He rose through the ranks of the immutable comedy scene in late ’90s Chicago before moving to Los Angeles, where he quickly distinguished himself as one of the smartest comics in town. He’ll be at The Laughing Derby this weekend.

LEO: What is your writing process like?

John Roy: Anything I think of that’s funny, I write down … like right then. Every week or so I go through my notebook, and then I just look through all of those little things and think: “Is there anything in here?” If I find something, then I start thinking like, “If you were a stranger, what would I have to tell you to make you laugh at this?” And then you have to go out there and tell it, because even if you think it’s funny, you won’t know until there’s an audience staring back at you waiting to hear something funny.

LEO: When do you know a joke is ready to go onstage?

JR: I feel like it’s ready to take to the stage when I have at least one good punchline in there. If there’s one thing I’m leading up to, then I can play around and riff on all of the other stuff – but as long as I have one good punchline that I know will be a funny enough pay off for the audience, then I’ll take it to the stage and work out the rest.

LEO: Who are the comedians that inspired you to want to do comedy?

JR: When I was very young, 13 or 14, I heard George Carlin and Richard Pryor. But the first comedy album I ever got, I was nine years old, my Aunt Margret gave me Billy Crystal’s “Mahvelous!” for my birthday. I didn’t understand that the people on “Saturday Night Live” didn’t just do that. Ya’ know? There was a way to get extra Billy Crystal stuff … and it was on an album.

LEO: Your Podcast “Don’t Ever Change” is amazing. Where did that show come from?

JR: I interview stand-up comedians about what they were like in high school. Were they thinking about doing comedy? Was high school hard for them? Did they learn to be funny because of that? Where did it all start? I feel like there are all kinds of podcasts, Marc Maron’s ‘WTF?’ being the foremost, where you can learn how a comedian started in comedy. But most people haven’t done stand-up comedy, but everyone went to high school.

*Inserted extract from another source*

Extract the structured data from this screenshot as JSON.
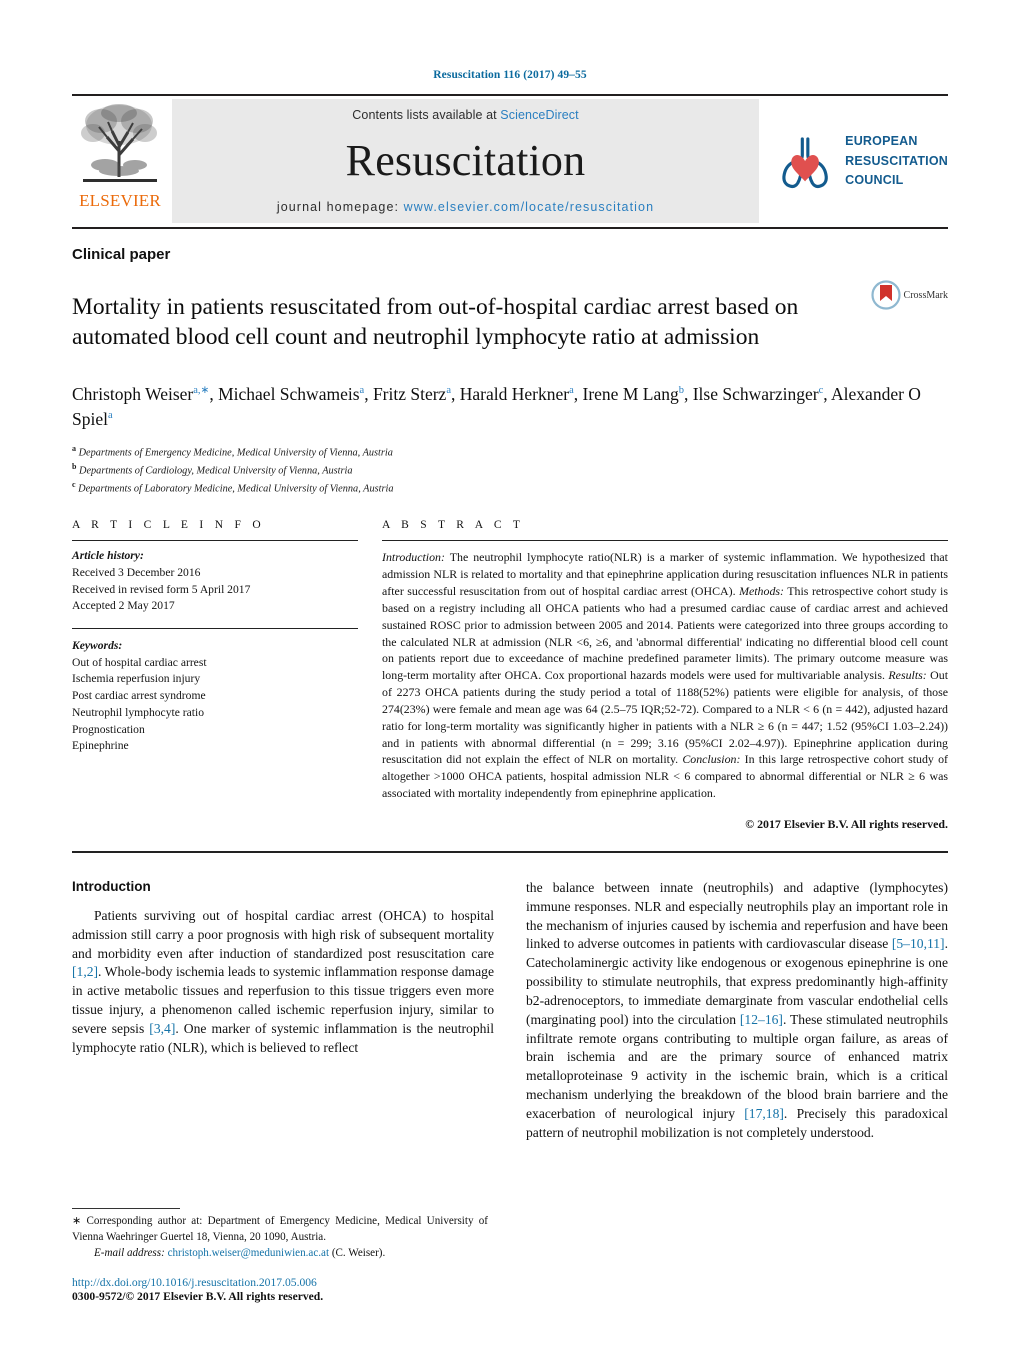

Comedians are really good observers of the situation they’re in, so you’re going to get a really good perspective on what high school is really all about.

LEO: How is the Los Angeles comedy scene different than the scene in Chicago?

JR: Well, it’s not that different because half the Chicago people are there. When I walk around LA, I might see T.J. Miller, Kyle Kinane, Pete Holmes, Matt Braunger, Jared Logan, Beth Stelling — all people I knew from Chicago. We had a really remarkable scene at The Lyons Den, which was an open-mic at a bar on the north side of Chicago. All sorts of comedians came out of there Hannibal Buress came out of that scene, too; all sorts of people you see on TV now came out our Chicago scene. A lot of times I show up at a Los Angeles club, I’ll look around and the only way I know we’re not in Chicago anymore is that we’re all forty and we’re not freezing. •